▸ Assignment:
State how many lines in the records below contain the word "Preyer". Nothing else is needed.

[Records from a collection]
--------

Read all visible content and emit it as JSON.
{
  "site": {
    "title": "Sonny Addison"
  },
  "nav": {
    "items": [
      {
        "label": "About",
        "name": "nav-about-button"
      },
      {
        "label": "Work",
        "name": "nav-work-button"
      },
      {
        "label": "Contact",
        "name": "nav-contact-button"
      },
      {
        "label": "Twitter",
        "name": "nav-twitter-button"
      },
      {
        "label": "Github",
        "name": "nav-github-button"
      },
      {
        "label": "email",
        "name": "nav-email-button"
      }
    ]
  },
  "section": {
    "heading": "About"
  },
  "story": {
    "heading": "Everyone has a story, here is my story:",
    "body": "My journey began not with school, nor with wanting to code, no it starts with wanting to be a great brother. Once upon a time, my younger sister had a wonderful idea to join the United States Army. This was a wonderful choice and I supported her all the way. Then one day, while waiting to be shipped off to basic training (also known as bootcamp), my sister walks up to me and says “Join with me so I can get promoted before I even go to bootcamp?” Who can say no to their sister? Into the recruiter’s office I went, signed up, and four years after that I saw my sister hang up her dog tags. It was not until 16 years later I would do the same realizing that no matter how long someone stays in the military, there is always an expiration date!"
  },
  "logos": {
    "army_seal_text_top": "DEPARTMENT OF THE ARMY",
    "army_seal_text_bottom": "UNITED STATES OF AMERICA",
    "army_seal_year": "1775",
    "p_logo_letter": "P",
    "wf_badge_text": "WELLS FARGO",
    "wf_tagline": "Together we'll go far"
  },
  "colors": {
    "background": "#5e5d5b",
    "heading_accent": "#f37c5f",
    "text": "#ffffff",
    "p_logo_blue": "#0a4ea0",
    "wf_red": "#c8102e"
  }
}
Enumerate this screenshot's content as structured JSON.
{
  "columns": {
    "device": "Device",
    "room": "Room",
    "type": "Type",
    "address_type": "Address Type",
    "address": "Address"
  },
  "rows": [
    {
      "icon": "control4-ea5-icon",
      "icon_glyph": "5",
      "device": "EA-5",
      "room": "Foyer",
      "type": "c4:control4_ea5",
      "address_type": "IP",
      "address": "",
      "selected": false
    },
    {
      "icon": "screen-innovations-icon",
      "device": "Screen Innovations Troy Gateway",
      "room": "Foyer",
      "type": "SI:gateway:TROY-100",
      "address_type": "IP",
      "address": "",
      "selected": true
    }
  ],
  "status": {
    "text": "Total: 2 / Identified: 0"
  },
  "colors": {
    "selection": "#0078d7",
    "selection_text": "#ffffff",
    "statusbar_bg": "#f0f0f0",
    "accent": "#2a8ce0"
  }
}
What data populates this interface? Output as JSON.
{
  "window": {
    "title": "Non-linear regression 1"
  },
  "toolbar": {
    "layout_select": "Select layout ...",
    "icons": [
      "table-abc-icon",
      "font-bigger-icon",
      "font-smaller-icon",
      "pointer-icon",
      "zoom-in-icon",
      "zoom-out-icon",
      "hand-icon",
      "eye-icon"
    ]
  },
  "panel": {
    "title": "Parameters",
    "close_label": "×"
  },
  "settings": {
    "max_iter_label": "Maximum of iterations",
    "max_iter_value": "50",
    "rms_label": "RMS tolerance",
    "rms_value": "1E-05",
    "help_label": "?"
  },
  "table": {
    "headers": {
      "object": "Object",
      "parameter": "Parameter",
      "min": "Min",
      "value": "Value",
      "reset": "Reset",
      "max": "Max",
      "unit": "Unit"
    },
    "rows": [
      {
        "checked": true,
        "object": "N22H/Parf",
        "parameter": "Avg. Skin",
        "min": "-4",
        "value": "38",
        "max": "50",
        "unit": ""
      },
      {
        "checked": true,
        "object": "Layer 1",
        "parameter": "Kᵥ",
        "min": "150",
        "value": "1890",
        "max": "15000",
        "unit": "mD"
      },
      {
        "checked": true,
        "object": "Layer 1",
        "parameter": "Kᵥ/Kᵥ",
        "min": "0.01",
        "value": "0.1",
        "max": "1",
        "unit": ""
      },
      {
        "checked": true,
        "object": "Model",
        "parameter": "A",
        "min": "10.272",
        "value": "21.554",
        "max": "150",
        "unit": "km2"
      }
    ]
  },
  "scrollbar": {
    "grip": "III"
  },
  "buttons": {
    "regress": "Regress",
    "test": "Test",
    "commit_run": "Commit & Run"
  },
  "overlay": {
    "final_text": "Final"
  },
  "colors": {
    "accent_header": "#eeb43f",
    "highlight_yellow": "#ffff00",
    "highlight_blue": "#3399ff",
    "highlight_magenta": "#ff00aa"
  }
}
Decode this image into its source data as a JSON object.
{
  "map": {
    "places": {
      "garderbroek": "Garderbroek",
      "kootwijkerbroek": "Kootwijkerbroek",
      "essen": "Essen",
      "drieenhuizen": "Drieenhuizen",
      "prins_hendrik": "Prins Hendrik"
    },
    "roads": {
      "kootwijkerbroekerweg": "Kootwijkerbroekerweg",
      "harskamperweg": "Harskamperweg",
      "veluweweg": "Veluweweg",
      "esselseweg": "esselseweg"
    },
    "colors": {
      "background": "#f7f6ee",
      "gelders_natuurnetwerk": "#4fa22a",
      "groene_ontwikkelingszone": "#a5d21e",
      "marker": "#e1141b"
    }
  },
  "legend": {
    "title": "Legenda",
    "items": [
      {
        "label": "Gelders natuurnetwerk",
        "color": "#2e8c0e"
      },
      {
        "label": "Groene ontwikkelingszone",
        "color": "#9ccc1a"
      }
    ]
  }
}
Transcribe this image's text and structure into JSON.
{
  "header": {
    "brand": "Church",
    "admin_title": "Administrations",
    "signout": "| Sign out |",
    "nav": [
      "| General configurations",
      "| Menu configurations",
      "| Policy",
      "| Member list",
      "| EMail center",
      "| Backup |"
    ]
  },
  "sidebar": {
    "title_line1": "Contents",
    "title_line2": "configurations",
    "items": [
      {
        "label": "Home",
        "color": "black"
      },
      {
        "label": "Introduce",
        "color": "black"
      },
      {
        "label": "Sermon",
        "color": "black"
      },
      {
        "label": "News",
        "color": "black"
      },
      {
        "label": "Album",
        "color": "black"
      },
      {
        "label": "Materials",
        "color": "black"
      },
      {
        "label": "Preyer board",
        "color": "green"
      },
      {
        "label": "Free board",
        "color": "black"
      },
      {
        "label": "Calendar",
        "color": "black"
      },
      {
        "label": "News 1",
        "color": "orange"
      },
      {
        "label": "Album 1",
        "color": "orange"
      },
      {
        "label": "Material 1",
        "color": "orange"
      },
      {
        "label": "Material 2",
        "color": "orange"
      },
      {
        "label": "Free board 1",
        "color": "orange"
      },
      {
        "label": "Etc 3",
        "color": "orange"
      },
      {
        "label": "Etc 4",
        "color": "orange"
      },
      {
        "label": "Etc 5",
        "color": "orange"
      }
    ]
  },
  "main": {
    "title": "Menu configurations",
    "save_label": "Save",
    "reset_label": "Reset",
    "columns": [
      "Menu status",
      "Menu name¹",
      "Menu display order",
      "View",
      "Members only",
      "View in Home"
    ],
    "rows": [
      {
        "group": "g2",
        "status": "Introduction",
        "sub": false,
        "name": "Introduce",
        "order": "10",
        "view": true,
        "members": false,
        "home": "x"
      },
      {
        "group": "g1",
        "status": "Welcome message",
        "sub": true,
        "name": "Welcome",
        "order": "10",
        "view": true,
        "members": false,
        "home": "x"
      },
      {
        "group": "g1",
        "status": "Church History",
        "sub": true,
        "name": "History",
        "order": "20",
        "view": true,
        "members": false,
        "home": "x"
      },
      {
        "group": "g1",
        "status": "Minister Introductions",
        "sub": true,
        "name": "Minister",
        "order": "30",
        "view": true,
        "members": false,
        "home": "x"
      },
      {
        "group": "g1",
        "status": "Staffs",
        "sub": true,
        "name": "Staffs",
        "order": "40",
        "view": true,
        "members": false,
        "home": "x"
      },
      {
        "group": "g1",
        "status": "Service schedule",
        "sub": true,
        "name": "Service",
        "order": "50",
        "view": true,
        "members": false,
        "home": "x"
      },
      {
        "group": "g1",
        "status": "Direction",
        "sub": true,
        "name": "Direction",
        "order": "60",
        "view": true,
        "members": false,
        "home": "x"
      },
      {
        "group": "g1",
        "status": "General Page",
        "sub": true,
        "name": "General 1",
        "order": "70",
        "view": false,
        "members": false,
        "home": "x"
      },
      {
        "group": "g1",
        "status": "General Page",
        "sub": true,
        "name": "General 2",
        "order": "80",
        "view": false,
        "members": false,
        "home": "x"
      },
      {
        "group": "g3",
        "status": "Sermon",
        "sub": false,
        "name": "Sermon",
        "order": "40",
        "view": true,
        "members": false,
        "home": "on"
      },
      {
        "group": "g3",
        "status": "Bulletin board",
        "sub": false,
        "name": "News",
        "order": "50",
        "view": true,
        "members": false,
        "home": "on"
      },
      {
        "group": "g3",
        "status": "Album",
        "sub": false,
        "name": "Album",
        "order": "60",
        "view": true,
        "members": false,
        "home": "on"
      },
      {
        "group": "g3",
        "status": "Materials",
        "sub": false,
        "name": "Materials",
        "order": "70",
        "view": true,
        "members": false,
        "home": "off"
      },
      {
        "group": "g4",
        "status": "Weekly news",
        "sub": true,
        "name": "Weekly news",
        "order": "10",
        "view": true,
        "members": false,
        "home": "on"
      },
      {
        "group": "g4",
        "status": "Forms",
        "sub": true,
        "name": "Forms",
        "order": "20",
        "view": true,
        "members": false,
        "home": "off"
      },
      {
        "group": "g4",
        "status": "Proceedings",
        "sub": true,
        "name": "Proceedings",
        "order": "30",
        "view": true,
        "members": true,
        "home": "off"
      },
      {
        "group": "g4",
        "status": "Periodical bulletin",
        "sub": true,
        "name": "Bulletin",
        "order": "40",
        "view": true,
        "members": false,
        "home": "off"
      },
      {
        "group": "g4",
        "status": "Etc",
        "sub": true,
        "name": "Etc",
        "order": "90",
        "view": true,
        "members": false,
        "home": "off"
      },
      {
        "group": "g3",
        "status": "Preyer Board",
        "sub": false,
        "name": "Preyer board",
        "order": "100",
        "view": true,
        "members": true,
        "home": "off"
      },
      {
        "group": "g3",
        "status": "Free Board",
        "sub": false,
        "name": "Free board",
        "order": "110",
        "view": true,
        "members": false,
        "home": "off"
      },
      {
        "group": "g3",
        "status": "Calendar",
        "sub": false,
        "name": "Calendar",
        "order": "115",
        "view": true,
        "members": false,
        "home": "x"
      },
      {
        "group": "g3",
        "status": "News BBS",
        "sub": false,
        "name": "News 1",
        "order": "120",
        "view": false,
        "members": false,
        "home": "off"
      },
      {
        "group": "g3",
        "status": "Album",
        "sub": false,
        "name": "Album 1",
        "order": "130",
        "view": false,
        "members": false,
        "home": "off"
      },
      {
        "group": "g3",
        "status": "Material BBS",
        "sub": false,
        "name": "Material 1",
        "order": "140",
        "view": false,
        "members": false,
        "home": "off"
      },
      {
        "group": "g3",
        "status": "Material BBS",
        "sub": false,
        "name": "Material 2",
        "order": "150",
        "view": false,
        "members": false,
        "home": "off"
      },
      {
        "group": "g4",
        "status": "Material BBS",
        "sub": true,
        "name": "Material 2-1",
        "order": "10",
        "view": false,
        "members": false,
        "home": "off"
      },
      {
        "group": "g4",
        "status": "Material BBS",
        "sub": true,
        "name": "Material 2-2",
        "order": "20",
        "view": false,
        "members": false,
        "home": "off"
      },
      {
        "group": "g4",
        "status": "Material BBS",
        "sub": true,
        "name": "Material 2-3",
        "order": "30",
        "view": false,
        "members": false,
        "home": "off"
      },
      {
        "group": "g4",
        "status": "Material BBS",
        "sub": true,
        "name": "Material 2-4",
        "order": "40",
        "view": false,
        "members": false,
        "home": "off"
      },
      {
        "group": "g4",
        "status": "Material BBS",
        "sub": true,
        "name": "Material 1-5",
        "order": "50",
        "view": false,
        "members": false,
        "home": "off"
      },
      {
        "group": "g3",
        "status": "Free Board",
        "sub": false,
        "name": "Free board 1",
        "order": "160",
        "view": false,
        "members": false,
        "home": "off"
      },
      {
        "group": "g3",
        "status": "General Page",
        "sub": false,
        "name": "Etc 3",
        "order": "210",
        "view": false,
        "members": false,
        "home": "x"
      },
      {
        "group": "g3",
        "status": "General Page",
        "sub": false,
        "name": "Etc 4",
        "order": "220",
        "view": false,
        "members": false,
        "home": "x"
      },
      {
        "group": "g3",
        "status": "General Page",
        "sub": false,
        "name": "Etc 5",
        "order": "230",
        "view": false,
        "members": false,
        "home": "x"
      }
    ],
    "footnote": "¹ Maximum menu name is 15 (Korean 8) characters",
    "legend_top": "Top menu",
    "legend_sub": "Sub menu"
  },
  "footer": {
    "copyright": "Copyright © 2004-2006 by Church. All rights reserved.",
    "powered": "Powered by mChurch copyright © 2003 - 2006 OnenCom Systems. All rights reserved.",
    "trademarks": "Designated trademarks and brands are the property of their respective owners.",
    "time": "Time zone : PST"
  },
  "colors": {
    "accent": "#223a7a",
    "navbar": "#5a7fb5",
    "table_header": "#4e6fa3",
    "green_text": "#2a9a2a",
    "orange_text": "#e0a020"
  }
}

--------

▸ Result of the exercise:
3